Student life

School environment

CUHK possesses the largest campus of all higher learning institutions in Hong Kong. The 137.3-hectare land with green environment houses a range of facilities essential for an all-round campus experience, such as world-class libraries, art museums, music halls, swimming pool, sports fields, tennis courts, squash courts, water sports centre and gymnasiums.[28]

Collegiate system

As a collegiate university, it comprises nine colleges that differ in character and history, each retaining substantial autonomy on institutional affairs: Chung Chi College, New Asia College, United College,[29] Shaw College, Morningside College,[30] S. H. Ho College,[31] Lee Woo Sing College, Wu Yee Sun College and C. W. Chu College. All undergraduates are affiliated to one of them.[32]

Colleges are communities with their own hostels, dining halls and other facilities. Students receive pastoral care and whole-person education, including formal and non-formal general education by means through close interaction with teachers and peers. Colleges promote extracurricular activities.

Transportation

Although the campus is located away from the busier districts of Hong Kong, access to the school is easy. The university is served by University Station of the Mass Transit Railway as well as the Hong Kong bus system. The bus and railway stations are located beside Chung Chi College. To cope with new students from 3-3-4 education system, the new exit D of University Station opened on 28 Sept 2012. A system of minibus routes runs between the station, academic buildings, and residences.

Controversies

Goddess of Democracy

On 29 May 2010, when the CUHK student union sought to permanently locate a 'Goddess of Democracy' statue on campus, the administrative and planning committee of the University convened an emergency meeting for 1 June, chaired by incumbent Vice-chancellor Lawrence Lau, to consider the request.[33] The application was turned down; the reason provided was the need for the University to maintain political neutrality. Staff and students objected to the refusal, however, accusing the committee of self-censorship; students declared they were prepared for a stand-off against the University, saying they would ensure the statues were accommodated on campus "at all costs".[34]

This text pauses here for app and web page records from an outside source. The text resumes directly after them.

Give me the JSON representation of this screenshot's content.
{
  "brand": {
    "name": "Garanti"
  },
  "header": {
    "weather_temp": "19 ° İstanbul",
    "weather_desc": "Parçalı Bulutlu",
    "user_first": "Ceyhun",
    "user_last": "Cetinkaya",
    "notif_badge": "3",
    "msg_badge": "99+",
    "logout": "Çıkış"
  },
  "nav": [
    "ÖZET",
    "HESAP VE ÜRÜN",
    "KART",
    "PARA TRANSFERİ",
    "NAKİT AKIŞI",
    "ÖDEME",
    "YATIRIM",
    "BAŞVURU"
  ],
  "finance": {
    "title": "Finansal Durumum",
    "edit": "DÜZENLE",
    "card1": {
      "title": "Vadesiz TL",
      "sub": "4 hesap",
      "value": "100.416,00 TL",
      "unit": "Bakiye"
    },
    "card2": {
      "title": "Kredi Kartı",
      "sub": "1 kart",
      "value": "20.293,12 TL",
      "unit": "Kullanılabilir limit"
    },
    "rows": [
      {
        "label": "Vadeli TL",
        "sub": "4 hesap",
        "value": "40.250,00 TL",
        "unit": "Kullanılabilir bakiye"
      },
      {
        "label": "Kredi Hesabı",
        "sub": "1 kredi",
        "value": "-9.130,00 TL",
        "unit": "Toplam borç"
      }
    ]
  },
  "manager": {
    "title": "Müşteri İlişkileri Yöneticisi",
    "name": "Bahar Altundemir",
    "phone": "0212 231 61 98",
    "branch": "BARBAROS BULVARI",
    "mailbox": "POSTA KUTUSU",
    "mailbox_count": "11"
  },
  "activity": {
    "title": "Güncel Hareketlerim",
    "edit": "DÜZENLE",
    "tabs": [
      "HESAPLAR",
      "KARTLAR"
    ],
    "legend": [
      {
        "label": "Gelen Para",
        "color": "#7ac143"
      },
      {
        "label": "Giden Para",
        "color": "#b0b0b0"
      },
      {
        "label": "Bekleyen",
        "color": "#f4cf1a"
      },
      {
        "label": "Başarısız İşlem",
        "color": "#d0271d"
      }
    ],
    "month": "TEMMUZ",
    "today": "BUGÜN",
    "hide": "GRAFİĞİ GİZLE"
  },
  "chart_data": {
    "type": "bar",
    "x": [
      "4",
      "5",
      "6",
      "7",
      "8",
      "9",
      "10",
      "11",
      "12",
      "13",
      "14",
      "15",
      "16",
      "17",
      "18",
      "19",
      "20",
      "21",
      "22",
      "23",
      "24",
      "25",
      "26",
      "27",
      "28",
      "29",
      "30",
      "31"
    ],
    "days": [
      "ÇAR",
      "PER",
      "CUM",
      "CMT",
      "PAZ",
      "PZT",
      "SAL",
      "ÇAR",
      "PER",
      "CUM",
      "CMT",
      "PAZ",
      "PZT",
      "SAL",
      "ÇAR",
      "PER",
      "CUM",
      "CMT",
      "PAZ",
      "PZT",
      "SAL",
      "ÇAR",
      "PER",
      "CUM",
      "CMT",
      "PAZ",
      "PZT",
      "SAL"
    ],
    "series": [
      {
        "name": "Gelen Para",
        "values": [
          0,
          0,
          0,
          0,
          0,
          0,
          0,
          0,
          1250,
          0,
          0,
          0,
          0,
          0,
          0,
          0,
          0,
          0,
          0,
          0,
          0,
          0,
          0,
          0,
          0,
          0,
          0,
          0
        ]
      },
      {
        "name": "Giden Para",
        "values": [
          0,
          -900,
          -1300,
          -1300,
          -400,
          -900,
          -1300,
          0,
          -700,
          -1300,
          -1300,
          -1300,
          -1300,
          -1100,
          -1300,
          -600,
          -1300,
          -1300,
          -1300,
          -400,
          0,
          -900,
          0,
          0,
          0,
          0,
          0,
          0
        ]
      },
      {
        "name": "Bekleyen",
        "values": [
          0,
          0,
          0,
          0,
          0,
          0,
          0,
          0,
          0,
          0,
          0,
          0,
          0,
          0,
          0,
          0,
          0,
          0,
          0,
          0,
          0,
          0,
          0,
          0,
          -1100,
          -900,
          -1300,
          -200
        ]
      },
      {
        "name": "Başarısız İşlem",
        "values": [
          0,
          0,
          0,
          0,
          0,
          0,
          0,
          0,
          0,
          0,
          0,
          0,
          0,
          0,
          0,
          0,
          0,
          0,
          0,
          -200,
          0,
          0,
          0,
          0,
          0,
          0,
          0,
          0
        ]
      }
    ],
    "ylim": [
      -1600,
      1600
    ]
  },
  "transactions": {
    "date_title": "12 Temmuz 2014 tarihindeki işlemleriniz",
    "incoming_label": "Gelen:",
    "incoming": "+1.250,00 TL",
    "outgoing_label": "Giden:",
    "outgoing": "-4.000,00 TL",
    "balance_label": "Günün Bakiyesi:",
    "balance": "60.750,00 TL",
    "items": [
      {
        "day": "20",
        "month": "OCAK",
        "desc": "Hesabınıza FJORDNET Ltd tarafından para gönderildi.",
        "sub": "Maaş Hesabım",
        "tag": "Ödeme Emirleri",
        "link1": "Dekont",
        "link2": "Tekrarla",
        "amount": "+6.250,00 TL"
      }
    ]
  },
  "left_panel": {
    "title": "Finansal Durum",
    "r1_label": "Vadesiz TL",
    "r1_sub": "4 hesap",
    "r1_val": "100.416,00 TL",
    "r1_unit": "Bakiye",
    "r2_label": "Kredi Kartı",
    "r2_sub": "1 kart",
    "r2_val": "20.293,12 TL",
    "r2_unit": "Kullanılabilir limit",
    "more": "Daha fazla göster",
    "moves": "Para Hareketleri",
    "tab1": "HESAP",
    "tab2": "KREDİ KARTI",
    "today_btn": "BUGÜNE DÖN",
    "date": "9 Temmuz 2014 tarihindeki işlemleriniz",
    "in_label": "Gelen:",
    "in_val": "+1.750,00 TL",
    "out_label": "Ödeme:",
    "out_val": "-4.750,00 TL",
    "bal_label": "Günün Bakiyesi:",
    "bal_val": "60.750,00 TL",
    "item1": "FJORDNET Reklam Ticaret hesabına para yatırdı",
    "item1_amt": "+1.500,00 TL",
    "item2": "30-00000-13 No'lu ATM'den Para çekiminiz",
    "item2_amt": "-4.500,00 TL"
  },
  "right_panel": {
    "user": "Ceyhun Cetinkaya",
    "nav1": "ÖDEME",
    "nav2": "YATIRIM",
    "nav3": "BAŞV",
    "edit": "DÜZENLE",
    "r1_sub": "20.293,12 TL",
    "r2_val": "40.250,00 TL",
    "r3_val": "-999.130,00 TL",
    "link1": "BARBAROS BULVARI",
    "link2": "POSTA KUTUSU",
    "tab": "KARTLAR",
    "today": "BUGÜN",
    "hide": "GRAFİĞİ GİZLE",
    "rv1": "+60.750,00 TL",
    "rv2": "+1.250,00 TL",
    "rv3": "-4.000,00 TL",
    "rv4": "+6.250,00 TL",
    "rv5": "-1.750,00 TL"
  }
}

A student meeting was convened, and student union President Eric Lai told 2,000 attendees that the University officials should apologise for their opposition of the art display.[35] On 4 June, bowing to public outcry and student pressure, the University relented, and allowed the statue on campus.[36]

Vice-chancellor designate Joseph Sung, who was consulted on the vote in absentia, admitted that it was the biggest political storm in 21 years. He revealed that, in addition to preserving political neutrality, safety and security concerns were factors in the decision. He also drew a distinction between this application - for a permanent University installation - and hypothetical applications for short-term expressions of free speech, suggesting the latter would have been more likely to be approved, but he criticised the management team as "immature" and "inexperienced" in handling the incident.[33]

An editorial in The Standard criticised the committee's naivety in not anticipating the reaction. It was also highly critical of Sung for seeking to distance himself from the decision with such a "lame excuse".[36] Outgoing Vice-chancellor Lawrence Lau defended the committee's decision as "collective and unanimous" after "detailed consideration," citing the unanimous vote of the administrative and planning committee, and he disagreed with Sung's characterization of the management team. While the vote was unanimous, however, Sung stated that he had suggested the wording of the decision include the qualification that the committee "had not reached a consensus."[37]

The student union said the two professors should have communicated to reach a consensus, and that Lau's reply "failed to explain why the school used political neutrality as a reason to reject the statue."[38]

CUHK people

See also

References

External links

  • 40 years of CUHK
  • Centre for Innovation and Technology (CINTEC)